It’s a question that’s been on all of our minds as securing the GOP nomination has apparently done nothing to temper his delusions: is Donald Trump actually crazy?
Now, as the parade of insanity that is the Trump campaign offers up new and more outrageous delusions seemingly every day, many prominent analysts from all across the political spectrum are beginning to ask the same question. Perhaps the most convincing article on the subject was Eugene Robinson’s op-Ed published yesterday in the Washington Post. In it he wrote,
“During the primary season, as Donald Trump’s bizarre outbursts helped him crush the competition, I thought he was being crazy like a fox. Now I am increasingly convinced that he’s just plain crazy. I’m serious about that. Leave aside for the moment Trump’s policies, which in my opinion range from the unconstitutional to the un-American to the potentially catastrophic. At this point, it would be irresponsible to ignore the fact that Trump’s grasp on reality appears to be tenuous at best.”

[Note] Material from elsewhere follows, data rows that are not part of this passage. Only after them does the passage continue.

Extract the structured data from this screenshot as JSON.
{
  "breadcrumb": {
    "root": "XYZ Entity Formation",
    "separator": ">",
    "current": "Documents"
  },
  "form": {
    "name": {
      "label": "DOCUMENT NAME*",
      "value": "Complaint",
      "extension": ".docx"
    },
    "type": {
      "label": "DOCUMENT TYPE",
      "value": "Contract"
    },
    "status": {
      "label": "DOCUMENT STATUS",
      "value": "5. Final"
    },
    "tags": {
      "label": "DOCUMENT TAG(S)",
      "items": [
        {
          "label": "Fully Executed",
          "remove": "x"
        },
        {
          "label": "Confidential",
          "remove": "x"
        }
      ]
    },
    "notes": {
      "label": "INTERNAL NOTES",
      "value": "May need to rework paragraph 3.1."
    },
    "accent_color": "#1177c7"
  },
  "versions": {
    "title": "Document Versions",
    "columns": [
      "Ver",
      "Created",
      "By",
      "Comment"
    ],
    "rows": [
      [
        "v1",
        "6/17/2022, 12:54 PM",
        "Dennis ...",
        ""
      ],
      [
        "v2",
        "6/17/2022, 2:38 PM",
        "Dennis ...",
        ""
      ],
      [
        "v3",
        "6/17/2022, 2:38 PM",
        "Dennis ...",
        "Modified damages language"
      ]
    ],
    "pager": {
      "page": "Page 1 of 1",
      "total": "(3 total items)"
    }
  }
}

And Robinson is far from the only commentator to reach the conclusion, inevitable at this point, that Trump is not inhabiting reality. Robert Kagan, a senior fellow at the Brooking Institution, wrote on Monday that “One wonders if Republican leaders have begun to realize that they may have hitched their fate and the fate of their party to a man with a disordered personality.”
Given the recent chatter about top Republicans searching for a Trump replacement in case he quits the race, this description of a panicked realization in the GOP seems to be spot-on. Kagan was apparently prompted to action by Trump’s reaction to the DNC, particularly his feud with Khzir Khan, in which he has played the part of an angry middle schooler who lost at kickball. Kagan wrote that “Trump’s response to the assorted speakers at the Democratic National Convention has not been rational.”
For Vox founder Ezra Klein, the moment of realization came the day after the RNC, when Trump gave a press conference in which he inexplicably continues to focus on the debunked conspiracy theory that Ted Cruz’s father was connected to the Kennedy assassination. Writing at the time, Klein asked, “Have we stopped to appreciate how crazy Donald Trump has gotten recently?” He then went on to say, “There was no reason for Trump to say any of this. Trump had just accepted the Republican Party’s nomination for president. Cruz had been vanquished, booed off the stage. Trump’s opponent, now, was Hillary Clinton. But he couldn’t help himself. He couldn’t stay on message, he couldn’t suppress the crazy, for 24 hours.”
Writing on Twitter last month, Stuart Stevens, a prominent Republican strategist who headed Mitt Romney’s 2012 campaign wrote bluntly, “We can gloss over it, laugh about it, analyze it. But Donald Trump is not a well man.”
Speakers at last week’s DNC were also quick to question Trump’s sanity. Former New York mayor Michael Bloomberg suggested Trump was unhinged by endorsing Hillary Clinton with an exhortation to “elect a sane, competent person.” Never one to mince words, the eccentric fellow billionaire and Dallas Mavericks owner Mark Cuban told CNN this weekend that Trump had gone “batshit crazy.”
For anyone who has watched Fox News, read Breitbart, or listened to the right-wing of the Republican Party over the past eight years, insanity in the GOP is clearly nothing new. And indeed many commentators have made the connection between many Republicans’ delusionally distorted view of reality under Obama and the rise of Trump. Writing in the conservative Weekly Standard last week, Steve Hayes said that “Yes, Donald Trump is crazy. And, yes, the Republican party owns his insanity.”
An even more blistering critique came from columnist David Brooks, who wrote last week in The New York Times, “I almost don’t blame Trump. He is a morally untethered, spiritually vacuous man who appears haunted by multiple personality disorders. It is the ‘sane’ and ‘reasonable’ Republicans who deserve the shame.”
Even Trump’s biographer, Michael D’Antonio, has implicitly criticized his grasp on reality. Writing in an op-Ed for CNN, D’Antonio argued that Trump is not “crazy” in the traditional sense but instead suffers from narcissistic delusions of grandeur, so that he “sees the world as a constant struggle for victory and lacks a moral compass.”
The terrifying potentialities that a Trump presidency presents have long been self-evident, but as the questions about the nominee’s very grasp on reality become more and more acute, the possibility of his inhabiting the White House comes to look like an existential threat to American democracy itself.
James DeVinne is a student at American University in Washington, DC majoring in International Service with a focus on the Middle East and South Asia. He is a founding member of Occupy Baltimore and interns at the Tahrir Institute for Middle East Policy.